---- Exercise input

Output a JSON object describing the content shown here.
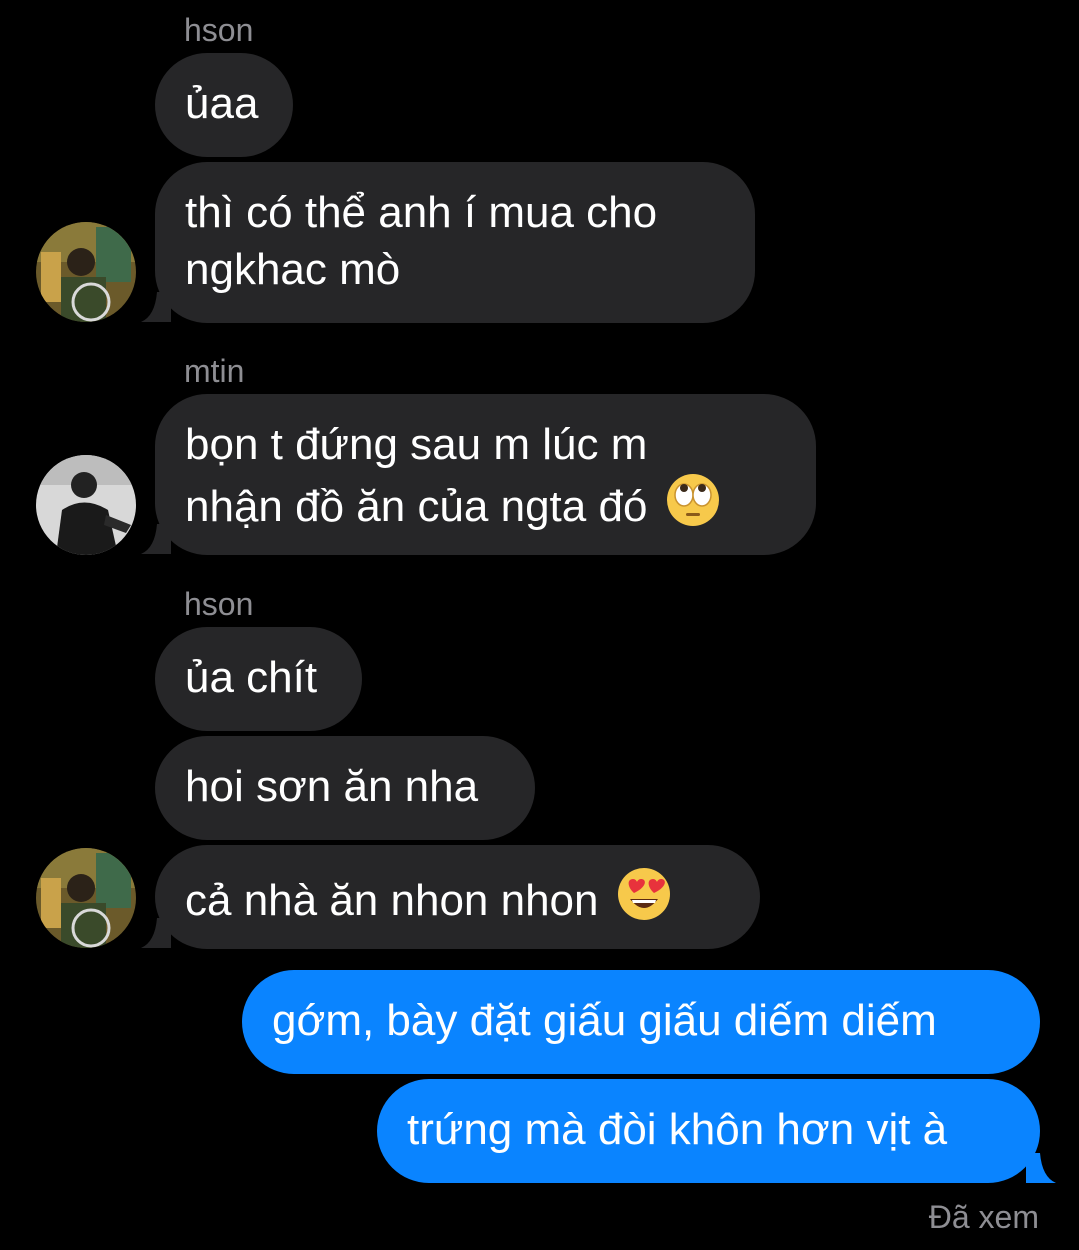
{
  "thread": {
    "groups": [
      {
        "sender": "hson"
      },
      {
        "sender": "mtin"
      },
      {
        "sender": "hson"
      }
    ],
    "messages": [
      {
        "text": "ủaa"
      },
      {
        "lines": [
          "thì có thể anh í mua cho",
          "ngkhac mò"
        ]
      },
      {
        "lines": [
          "bọn t đứng sau m lúc m",
          "nhận đồ ăn của ngta đó"
        ],
        "emoji": "face-with-rolling-eyes"
      },
      {
        "text": "ủa chít"
      },
      {
        "text": "hoi sơn ăn nha"
      },
      {
        "text": "cả nhà ăn nhon nhon",
        "emoji": "smiling-face-with-heart-eyes"
      },
      {
        "text": "gớm, bày đặt giấu giấu diếm diếm"
      },
      {
        "text": "trứng mà đòi khôn hơn vịt à"
      }
    ],
    "status": "Đã xem"
  },
  "colors": {
    "background": "#000000",
    "incoming_bubble": "#262628",
    "outgoing_bubble": "#0a84ff",
    "secondary_text": "#8e8e93"
  }
}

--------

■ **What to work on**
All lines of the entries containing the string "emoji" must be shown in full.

■ **Task response**
        "emoji": "face-with-rolling-eyes"
        "emoji": "smiling-face-with-heart-eyes"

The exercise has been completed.